Intel is a company you don’t want to mess with. Their relentless pursuit of making better products year after year, combined with their massive manufacturing capacity, put them in a position where they’re able to move the industry at the pace which they see fit. Their road to domination hasn’t exactly a smooth path however. Several years ago they were getting their asses handed to them by rival AMD, who produced not only faster chips, but ones that used less power as well. Luckily Intel fixed that with their current processor architecture, but now they’ve got a new battle ahead of them and that’s mobile. I’m not talking about laptops either, since Intel has done a fine job making chips that enable a full work day of usage from a single charge. I’m talking mobile phones and tablets, a field that has been dominated by British firm ARM since what feels like the beginning of time.
Trying to fit the same processor that’s inside the machine powering the operating system and browser which you’re using to read this article, into something the size of an iPhone 4, while delivering the same battery life figures as the iPhone 4, has been Intel’s goal since they first announced the Atom processor for netbooks.
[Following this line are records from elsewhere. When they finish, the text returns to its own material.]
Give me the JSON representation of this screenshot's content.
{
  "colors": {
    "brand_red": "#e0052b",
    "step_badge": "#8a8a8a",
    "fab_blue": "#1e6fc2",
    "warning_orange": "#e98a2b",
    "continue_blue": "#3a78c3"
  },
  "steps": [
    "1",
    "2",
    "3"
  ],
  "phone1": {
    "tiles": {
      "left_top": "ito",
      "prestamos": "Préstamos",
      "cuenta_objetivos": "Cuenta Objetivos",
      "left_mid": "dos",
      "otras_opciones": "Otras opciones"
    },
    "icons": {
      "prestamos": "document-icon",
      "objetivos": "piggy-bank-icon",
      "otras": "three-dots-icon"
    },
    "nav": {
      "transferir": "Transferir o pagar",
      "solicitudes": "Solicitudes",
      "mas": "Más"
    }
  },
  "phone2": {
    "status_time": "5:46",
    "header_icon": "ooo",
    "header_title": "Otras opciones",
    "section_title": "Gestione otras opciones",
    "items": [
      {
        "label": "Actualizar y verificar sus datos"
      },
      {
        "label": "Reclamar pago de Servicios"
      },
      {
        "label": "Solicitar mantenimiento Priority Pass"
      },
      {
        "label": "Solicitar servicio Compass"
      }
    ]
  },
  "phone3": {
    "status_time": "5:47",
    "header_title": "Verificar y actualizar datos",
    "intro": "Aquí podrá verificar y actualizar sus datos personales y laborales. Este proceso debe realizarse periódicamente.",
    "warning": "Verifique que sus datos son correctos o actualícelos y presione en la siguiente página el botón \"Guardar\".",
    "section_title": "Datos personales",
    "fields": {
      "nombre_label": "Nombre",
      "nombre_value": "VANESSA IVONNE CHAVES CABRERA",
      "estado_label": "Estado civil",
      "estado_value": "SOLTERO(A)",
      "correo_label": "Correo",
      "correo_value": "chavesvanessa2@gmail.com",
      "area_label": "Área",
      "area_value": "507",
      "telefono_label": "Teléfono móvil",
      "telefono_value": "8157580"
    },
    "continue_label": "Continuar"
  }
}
One missing part of the equation was wireless radios. Intel may have invented WiFi, and were largely responsible for WiMAX, but when you’re talking mobile devices you’re talking GSM, UMTS, HSPA, and LTE, standards that Intel knows nothing about. Until now that is.
Announced back in August 2010, Intel said they would purchase Infineon’s Wireless Business. That deal is now complete. This is crucially important since Intel can now offer their customers, not people like you and me, but the guys who make devices, a complete solution from application processing, graphics processing, and finally connectivity.
Expect to hear about Intel inside mobile phone like devices during 2012 to 2013, and when you do … there’s going to be a flood of them.